What is needed
Return all the data verbatim but without images.

Source material
● ● ●

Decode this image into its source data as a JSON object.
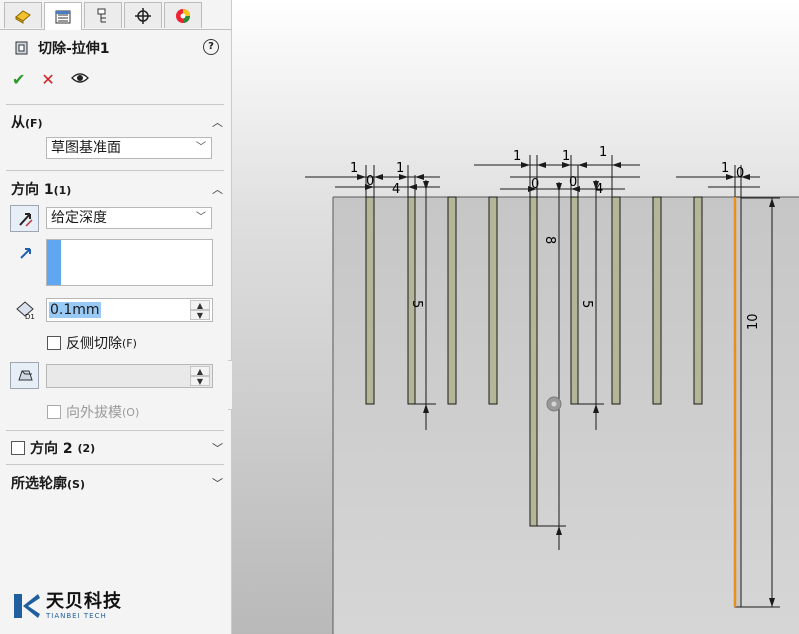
{
  "feature": {
    "title": "切除-拉伸1"
  },
  "tabs": [
    "feature-manager-icon",
    "property-manager-icon",
    "configuration-manager-icon",
    "dimxpert-icon",
    "display-manager-icon"
  ],
  "from": {
    "title": "从",
    "shortcut": "(F)",
    "value": "草图基准面"
  },
  "direction1": {
    "title": "方向 1",
    "shortcut": "(1)",
    "end_condition": "给定深度",
    "depth": "0.1mm",
    "flip_label": "反侧切除",
    "flip_shortcut": "(F)",
    "draft_label": "向外拔模",
    "draft_shortcut": "(O)"
  },
  "direction2": {
    "title": "方向 2",
    "shortcut": "(2)"
  },
  "contours": {
    "title": "所选轮廓",
    "shortcut": "(S)"
  },
  "logo": {
    "cn": "天贝科技",
    "en": "TIANBEI TECH"
  },
  "dims": {
    "a1": "1",
    "a2": "1",
    "a3": "0",
    "a4": "4",
    "b1": "1",
    "b2": "1",
    "b3": "1",
    "b4": "0",
    "b5": "0",
    "b6": "4",
    "c1": "1",
    "c2": "0",
    "h1": "5",
    "h2": "8",
    "h3": "5",
    "h4": "10"
  },
  "colors": {
    "slot": "#b5b597",
    "selected_edge": "#e8901a",
    "accent": "#5fa7f0"
  }
}
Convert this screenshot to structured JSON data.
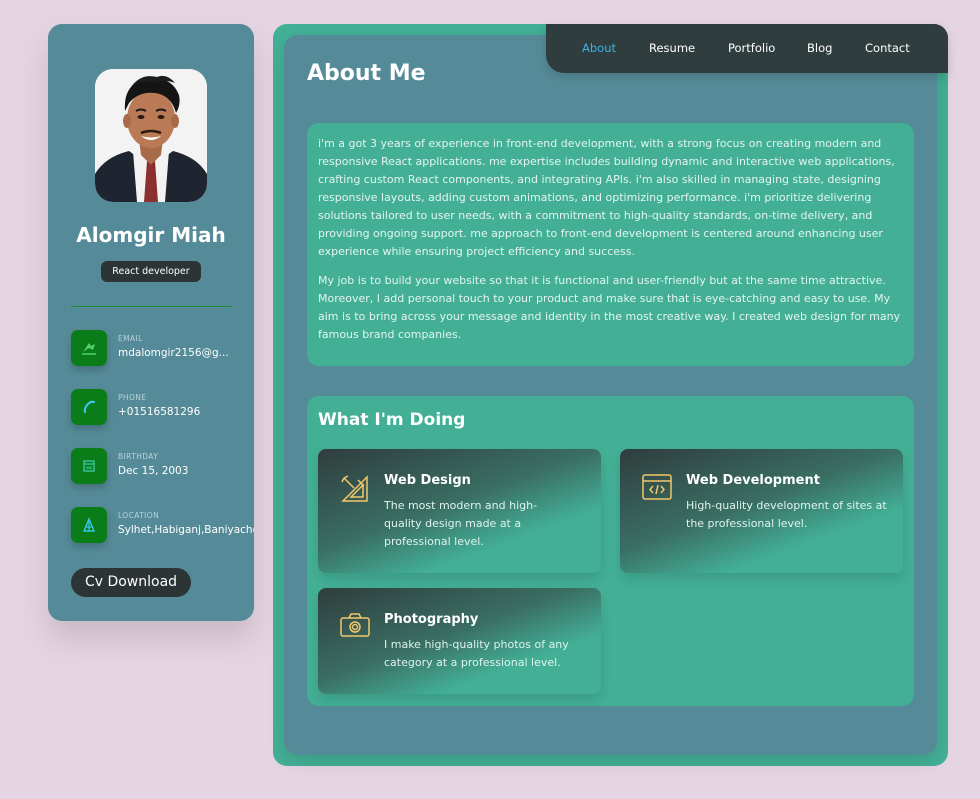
{
  "profile": {
    "name": "Alomgir Miah",
    "role": "React developer",
    "cv_button": "Cv Download",
    "contacts": [
      {
        "label": "EMAIL",
        "value": "mdalomgir2156@g...",
        "icon": "email-icon"
      },
      {
        "label": "PHONE",
        "value": "+01516581296",
        "icon": "phone-icon"
      },
      {
        "label": "BIRTHDAY",
        "value": "Dec 15, 2003",
        "icon": "calendar-icon"
      },
      {
        "label": "LOCATION",
        "value": "Sylhet,Habiganj,Baniyachong",
        "icon": "location-icon"
      }
    ]
  },
  "nav": {
    "items": [
      "About",
      "Resume",
      "Portfolio",
      "Blog",
      "Contact"
    ],
    "active": "About"
  },
  "about": {
    "title": "About Me",
    "paragraphs": [
      "i'm a got 3 years of experience in front-end development, with a strong focus on creating modern and responsive React applications. me expertise includes building dynamic and interactive web applications, crafting custom React components, and integrating APIs. i'm also skilled in managing state, designing responsive layouts, adding custom animations, and optimizing performance. i'm prioritize delivering solutions tailored to user needs, with a commitment to high-quality standards, on-time delivery, and providing ongoing support. me approach to front-end development is centered around enhancing user experience while ensuring project efficiency and success.",
      "My job is to build your website so that it is functional and user-friendly but at the same time attractive. Moreover, I add personal touch to your product and make sure that is eye-catching and easy to use. My aim is to bring across your message and identity in the most creative way. I created web design for many famous brand companies."
    ]
  },
  "doing": {
    "title": "What I'm Doing",
    "services": [
      {
        "title": "Web Design",
        "desc": "The most modern and high-quality design made at a professional level.",
        "icon": "design-icon"
      },
      {
        "title": "Web Development",
        "desc": "High-quality development of sites at the professional level.",
        "icon": "code-icon"
      },
      {
        "title": "Photography",
        "desc": "I make high-quality photos of any category at a professional level.",
        "icon": "camera-icon"
      }
    ]
  },
  "colors": {
    "background": "#e5d5e2",
    "panel": "#558b98",
    "accent": "#43b096",
    "dark": "#2f3d3f",
    "nav_active": "#3ab4e6",
    "icon_green": "#0a7c18",
    "service_icon": "#f2c86b"
  }
}
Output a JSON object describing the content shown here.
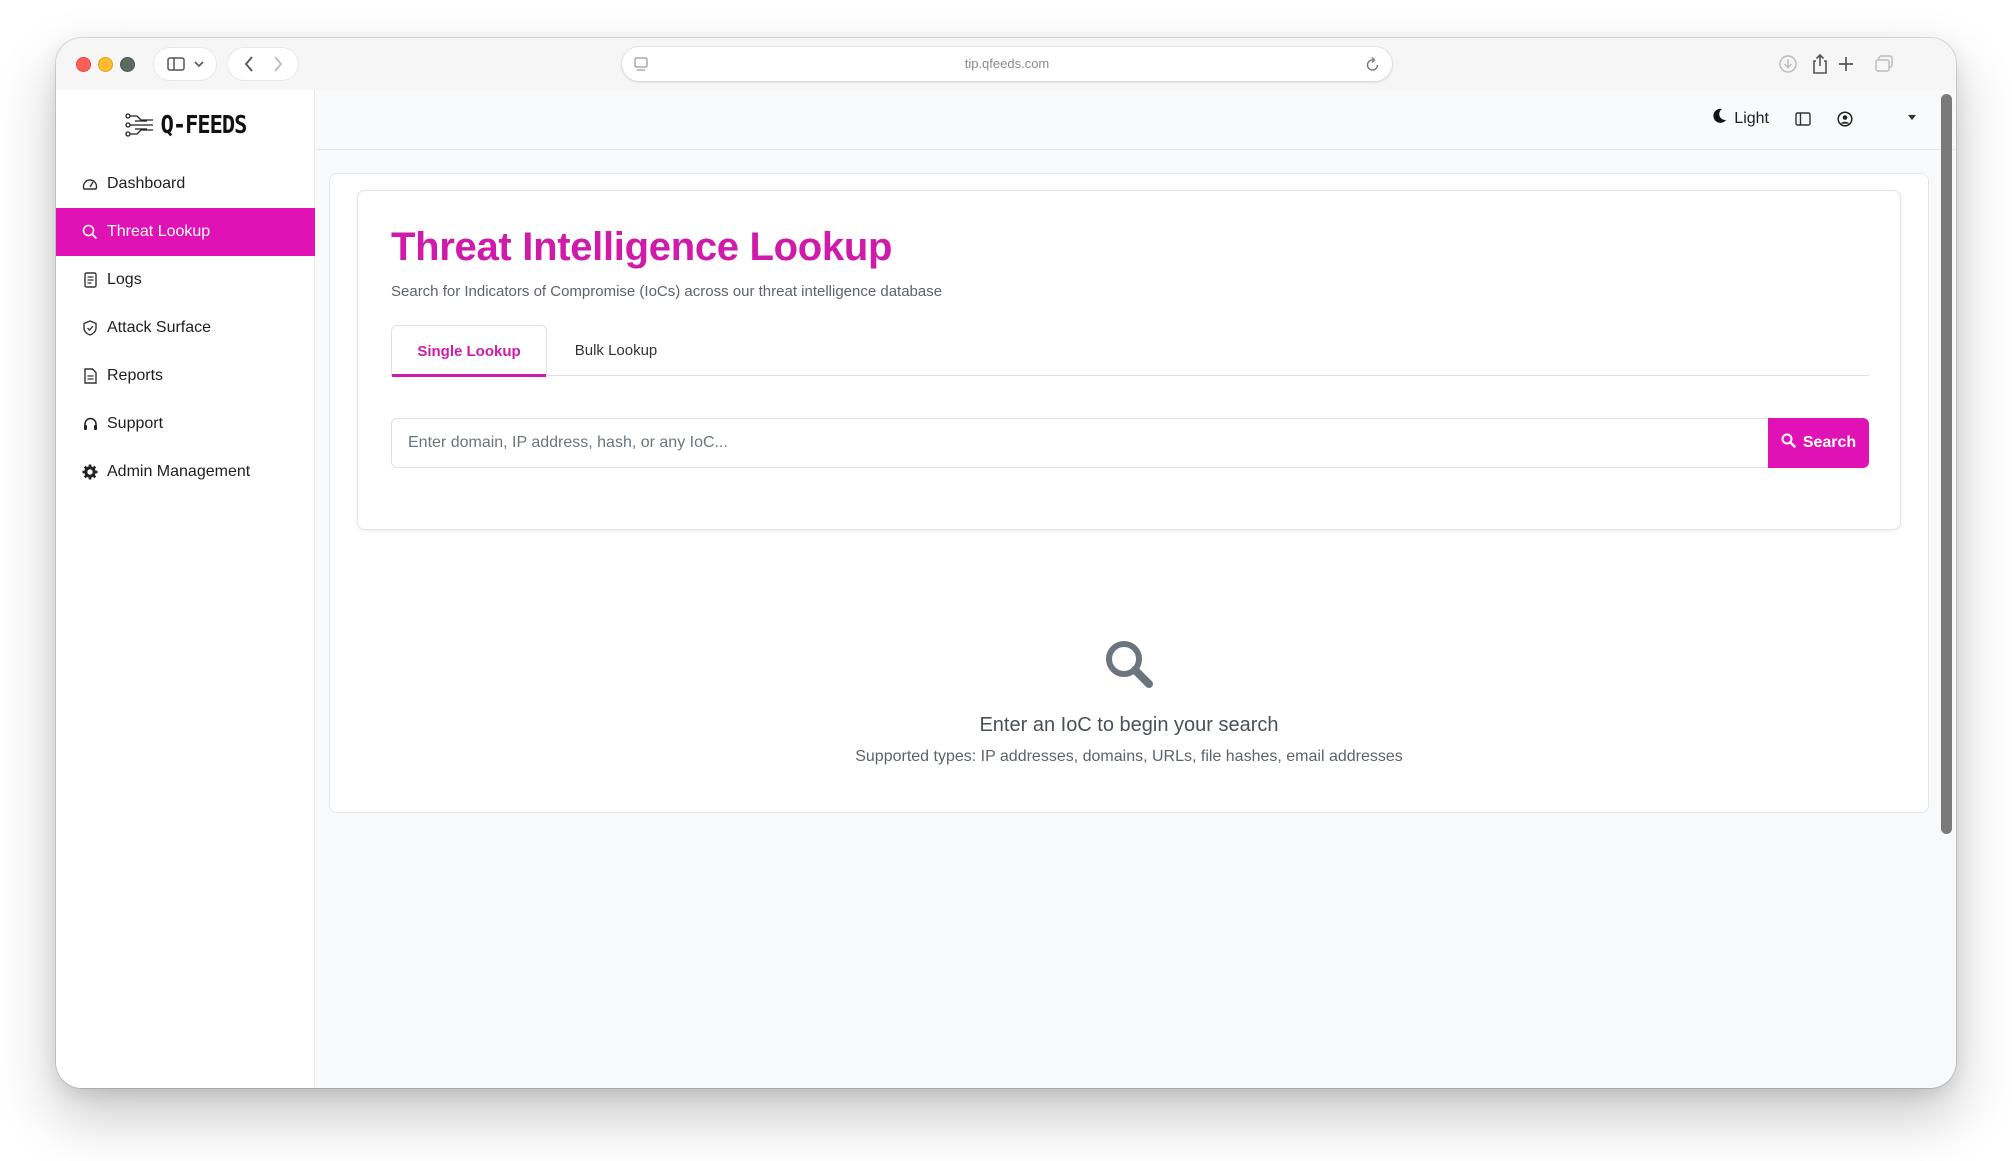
{
  "browser": {
    "url": "tip.qfeeds.com",
    "icons": [
      "sidebar-toggle-icon",
      "chevron-down-icon",
      "back-icon",
      "forward-icon",
      "site-settings-icon",
      "reload-icon",
      "download-icon",
      "share-icon",
      "new-tab-icon",
      "tab-overview-icon"
    ]
  },
  "brand": {
    "name": "Q-FEEDS"
  },
  "sidebar": {
    "items": [
      {
        "label": "Dashboard",
        "icon": "gauge-icon",
        "active": false
      },
      {
        "label": "Threat Lookup",
        "icon": "search-icon",
        "active": true
      },
      {
        "label": "Logs",
        "icon": "log-file-icon",
        "active": false
      },
      {
        "label": "Attack Surface",
        "icon": "shield-icon",
        "active": false
      },
      {
        "label": "Reports",
        "icon": "report-file-icon",
        "active": false
      },
      {
        "label": "Support",
        "icon": "headset-icon",
        "active": false
      },
      {
        "label": "Admin Management",
        "icon": "gear-icon",
        "active": false
      }
    ]
  },
  "header": {
    "theme_label": "Light",
    "icons": [
      "moon-icon",
      "layout-toggle-icon",
      "user-icon",
      "caret-down-icon"
    ]
  },
  "main": {
    "title": "Threat Intelligence Lookup",
    "subtitle": "Search for Indicators of Compromise (IoCs) across our threat intelligence database",
    "tabs": [
      {
        "label": "Single Lookup",
        "active": true
      },
      {
        "label": "Bulk Lookup",
        "active": false
      }
    ],
    "search": {
      "placeholder": "Enter domain, IP address, hash, or any IoC...",
      "value": "",
      "button_label": "Search"
    },
    "empty_state": {
      "title": "Enter an IoC to begin your search",
      "subtitle": "Supported types: IP addresses, domains, URLs, file hashes, email addresses"
    }
  },
  "colors": {
    "accent": "#e011b5",
    "title": "#d01aaa",
    "muted_text": "#5c636a",
    "background": "#f8f9fa"
  }
}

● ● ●

Solution for this exercise
Decode this image into its source data as a JSON object.
{
  "feature": {
    "title": "切除-拉伸1"
  },
  "tabs": [
    "feature-manager-icon",
    "property-manager-icon",
    "configuration-manager-icon",
    "dimxpert-icon",
    "display-manager-icon"
  ],
  "from": {
    "title": "从",
    "shortcut": "(F)",
    "value": "草图基准面"
  },
  "direction1": {
    "title": "方向 1",
    "shortcut": "(1)",
    "end_condition": "给定深度",
    "depth": "0.1mm",
    "flip_label": "反侧切除",
    "flip_shortcut": "(F)",
    "draft_label": "向外拔模",
    "draft_shortcut": "(O)"
  },
  "direction2": {
    "title": "方向 2",
    "shortcut": "(2)"
  },
  "contours": {
    "title": "所选轮廓",
    "shortcut": "(S)"
  },
  "logo": {
    "cn": "天贝科技",
    "en": "TIANBEI TECH"
  },
  "dims": {
    "a1": "1",
    "a2": "1",
    "a3": "0",
    "a4": "4",
    "b1": "1",
    "b2": "1",
    "b3": "1",
    "b4": "0",
    "b5": "0",
    "b6": "4",
    "c1": "1",
    "c2": "0",
    "h1": "5",
    "h2": "8",
    "h3": "5",
    "h4": "10"
  },
  "colors": {
    "slot": "#b5b597",
    "selected_edge": "#e8901a",
    "accent": "#5fa7f0"
  }
}
Convert this screenshot to structured JSON data.
{
  "profile": {
    "name": "Alomgir Miah",
    "role": "React developer",
    "cv_button": "Cv Download",
    "contacts": [
      {
        "label": "EMAIL",
        "value": "mdalomgir2156@g...",
        "icon": "email-icon"
      },
      {
        "label": "PHONE",
        "value": "+01516581296",
        "icon": "phone-icon"
      },
      {
        "label": "BIRTHDAY",
        "value": "Dec 15, 2003",
        "icon": "calendar-icon"
      },
      {
        "label": "LOCATION",
        "value": "Sylhet,Habiganj,Baniyachong",
        "icon": "location-icon"
      }
    ]
  },
  "nav": {
    "items": [
      "About",
      "Resume",
      "Portfolio",
      "Blog",
      "Contact"
    ],
    "active": "About"
  },
  "about": {
    "title": "About Me",
    "paragraphs": [
      "i'm a got 3 years of experience in front-end development, with a strong focus on creating modern and responsive React applications. me expertise includes building dynamic and interactive web applications, crafting custom React components, and integrating APIs. i'm also skilled in managing state, designing responsive layouts, adding custom animations, and optimizing performance. i'm prioritize delivering solutions tailored to user needs, with a commitment to high-quality standards, on-time delivery, and providing ongoing support. me approach to front-end development is centered around enhancing user experience while ensuring project efficiency and success.",
      "My job is to build your website so that it is functional and user-friendly but at the same time attractive. Moreover, I add personal touch to your product and make sure that is eye-catching and easy to use. My aim is to bring across your message and identity in the most creative way. I created web design for many famous brand companies."
    ]
  },
  "doing": {
    "title": "What I'm Doing",
    "services": [
      {
        "title": "Web Design",
        "desc": "The most modern and high-quality design made at a professional level.",
        "icon": "design-icon"
      },
      {
        "title": "Web Development",
        "desc": "High-quality development of sites at the professional level.",
        "icon": "code-icon"
      },
      {
        "title": "Photography",
        "desc": "I make high-quality photos of any category at a professional level.",
        "icon": "camera-icon"
      }
    ]
  },
  "colors": {
    "background": "#e5d5e2",
    "panel": "#558b98",
    "accent": "#43b096",
    "dark": "#2f3d3f",
    "nav_active": "#3ab4e6",
    "icon_green": "#0a7c18",
    "service_icon": "#f2c86b"
  }
}
Output a JSON object describing the content shown here.
{
  "browser": {
    "url": "tip.qfeeds.com",
    "icons": [
      "sidebar-toggle-icon",
      "chevron-down-icon",
      "back-icon",
      "forward-icon",
      "site-settings-icon",
      "reload-icon",
      "download-icon",
      "share-icon",
      "new-tab-icon",
      "tab-overview-icon"
    ]
  },
  "brand": {
    "name": "Q-FEEDS"
  },
  "sidebar": {
    "items": [
      {
        "label": "Dashboard",
        "icon": "gauge-icon",
        "active": false
      },
      {
        "label": "Threat Lookup",
        "icon": "search-icon",
        "active": true
      },
      {
        "label": "Logs",
        "icon": "log-file-icon",
        "active": false
      },
      {
        "label": "Attack Surface",
        "icon": "shield-icon",
        "active": false
      },
      {
        "label": "Reports",
        "icon": "report-file-icon",
        "active": false
      },
      {
        "label": "Support",
        "icon": "headset-icon",
        "active": false
      },
      {
        "label": "Admin Management",
        "icon": "gear-icon",
        "active": false
      }
    ]
  },
  "header": {
    "theme_label": "Light",
    "icons": [
      "moon-icon",
      "layout-toggle-icon",
      "user-icon",
      "caret-down-icon"
    ]
  },
  "main": {
    "title": "Threat Intelligence Lookup",
    "subtitle": "Search for Indicators of Compromise (IoCs) across our threat intelligence database",
    "tabs": [
      {
        "label": "Single Lookup",
        "active": true
      },
      {
        "label": "Bulk Lookup",
        "active": false
      }
    ],
    "search": {
      "placeholder": "Enter domain, IP address, hash, or any IoC...",
      "value": "",
      "button_label": "Search"
    },
    "empty_state": {
      "title": "Enter an IoC to begin your search",
      "subtitle": "Supported types: IP addresses, domains, URLs, file hashes, email addresses"
    }
  },
  "colors": {
    "accent": "#e011b5",
    "title": "#d01aaa",
    "muted_text": "#5c636a",
    "background": "#f8f9fa"
  }
}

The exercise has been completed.